- **WORK REQUEST**
Copy each entry below exactly as it reads.
*** DATA SUPPLIED
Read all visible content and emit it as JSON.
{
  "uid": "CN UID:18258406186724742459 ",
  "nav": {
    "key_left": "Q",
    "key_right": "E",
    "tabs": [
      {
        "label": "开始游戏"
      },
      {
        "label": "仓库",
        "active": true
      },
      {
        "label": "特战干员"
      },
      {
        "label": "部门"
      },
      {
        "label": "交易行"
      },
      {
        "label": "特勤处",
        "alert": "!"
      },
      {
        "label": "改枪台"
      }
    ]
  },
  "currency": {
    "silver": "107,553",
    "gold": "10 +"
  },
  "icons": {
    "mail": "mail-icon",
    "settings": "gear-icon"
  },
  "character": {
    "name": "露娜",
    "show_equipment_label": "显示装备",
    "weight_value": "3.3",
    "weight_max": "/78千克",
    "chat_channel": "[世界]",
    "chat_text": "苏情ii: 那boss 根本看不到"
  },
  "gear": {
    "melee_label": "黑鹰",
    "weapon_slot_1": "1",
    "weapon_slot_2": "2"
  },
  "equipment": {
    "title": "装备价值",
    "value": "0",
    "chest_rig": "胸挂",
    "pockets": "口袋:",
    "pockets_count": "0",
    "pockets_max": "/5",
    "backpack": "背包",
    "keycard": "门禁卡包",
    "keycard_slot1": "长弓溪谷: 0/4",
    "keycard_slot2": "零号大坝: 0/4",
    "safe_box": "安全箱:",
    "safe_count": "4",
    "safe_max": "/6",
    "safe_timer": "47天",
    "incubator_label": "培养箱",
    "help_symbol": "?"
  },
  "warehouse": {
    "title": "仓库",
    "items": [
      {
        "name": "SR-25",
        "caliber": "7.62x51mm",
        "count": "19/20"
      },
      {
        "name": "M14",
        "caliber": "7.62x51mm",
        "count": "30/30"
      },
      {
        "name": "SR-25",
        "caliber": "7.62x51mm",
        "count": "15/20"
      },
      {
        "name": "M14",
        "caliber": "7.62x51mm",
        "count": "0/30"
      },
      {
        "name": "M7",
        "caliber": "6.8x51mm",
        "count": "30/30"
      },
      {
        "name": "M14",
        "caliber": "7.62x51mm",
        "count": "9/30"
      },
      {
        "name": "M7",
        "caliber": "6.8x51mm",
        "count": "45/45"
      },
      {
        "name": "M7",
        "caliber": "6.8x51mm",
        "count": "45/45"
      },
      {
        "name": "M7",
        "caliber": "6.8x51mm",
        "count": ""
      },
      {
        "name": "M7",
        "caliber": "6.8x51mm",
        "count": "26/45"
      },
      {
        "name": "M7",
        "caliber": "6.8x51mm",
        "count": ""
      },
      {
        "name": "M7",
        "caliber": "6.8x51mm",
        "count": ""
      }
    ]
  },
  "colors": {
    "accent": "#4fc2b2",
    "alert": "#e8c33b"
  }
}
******
- **ANSWER**
Read all visible content and emit it as JSON.
{
  "uid": "CN UID:18258406186724742459 ",
  "nav": {
    "key_left": "Q",
    "key_right": "E",
    "tabs": [
      {
        "label": "开始游戏"
      },
      {
        "label": "仓库",
        "active": true
      },
      {
        "label": "特战干员"
      },
      {
        "label": "部门"
      },
      {
        "label": "交易行"
      },
      {
        "label": "特勤处",
        "alert": "!"
      },
      {
        "label": "改枪台"
      }
    ]
  },
  "currency": {
    "silver": "107,553",
    "gold": "10 +"
  },
  "icons": {
    "mail": "mail-icon",
    "settings": "gear-icon"
  },
  "character": {
    "name": "露娜",
    "show_equipment_label": "显示装备",
    "weight_value": "3.3",
    "weight_max": "/78千克",
    "chat_channel": "[世界]",
    "chat_text": "苏情ii: 那boss 根本看不到"
  },
  "gear": {
    "melee_label": "黑鹰",
    "weapon_slot_1": "1",
    "weapon_slot_2": "2"
  },
  "equipment": {
    "title": "装备价值",
    "value": "0",
    "chest_rig": "胸挂",
    "pockets": "口袋:",
    "pockets_count": "0",
    "pockets_max": "/5",
    "backpack": "背包",
    "keycard": "门禁卡包",
    "keycard_slot1": "长弓溪谷: 0/4",
    "keycard_slot2": "零号大坝: 0/4",
    "safe_box": "安全箱:",
    "safe_count": "4",
    "safe_max": "/6",
    "safe_timer": "47天",
    "incubator_label": "培养箱",
    "help_symbol": "?"
  },
  "warehouse": {
    "title": "仓库",
    "items": [
      {
        "name": "SR-25",
        "caliber": "7.62x51mm",
        "count": "19/20"
      },
      {
        "name": "M14",
        "caliber": "7.62x51mm",
        "count": "30/30"
      },
      {
        "name": "SR-25",
        "caliber": "7.62x51mm",
        "count": "15/20"
      },
      {
        "name": "M14",
        "caliber": "7.62x51mm",
        "count": "0/30"
      },
      {
        "name": "M7",
        "caliber": "6.8x51mm",
        "count": "30/30"
      },
      {
        "name": "M14",
        "caliber": "7.62x51mm",
        "count": "9/30"
      },
      {
        "name": "M7",
        "caliber": "6.8x51mm",
        "count": "45/45"
      },
      {
        "name": "M7",
        "caliber": "6.8x51mm",
        "count": "45/45"
      },
      {
        "name": "M7",
        "caliber": "6.8x51mm",
        "count": ""
      },
      {
        "name": "M7",
        "caliber": "6.8x51mm",
        "count": "26/45"
      },
      {
        "name": "M7",
        "caliber": "6.8x51mm",
        "count": ""
      },
      {
        "name": "M7",
        "caliber": "6.8x51mm",
        "count": ""
      }
    ]
  },
  "colors": {
    "accent": "#4fc2b2",
    "alert": "#e8c33b"
  }
}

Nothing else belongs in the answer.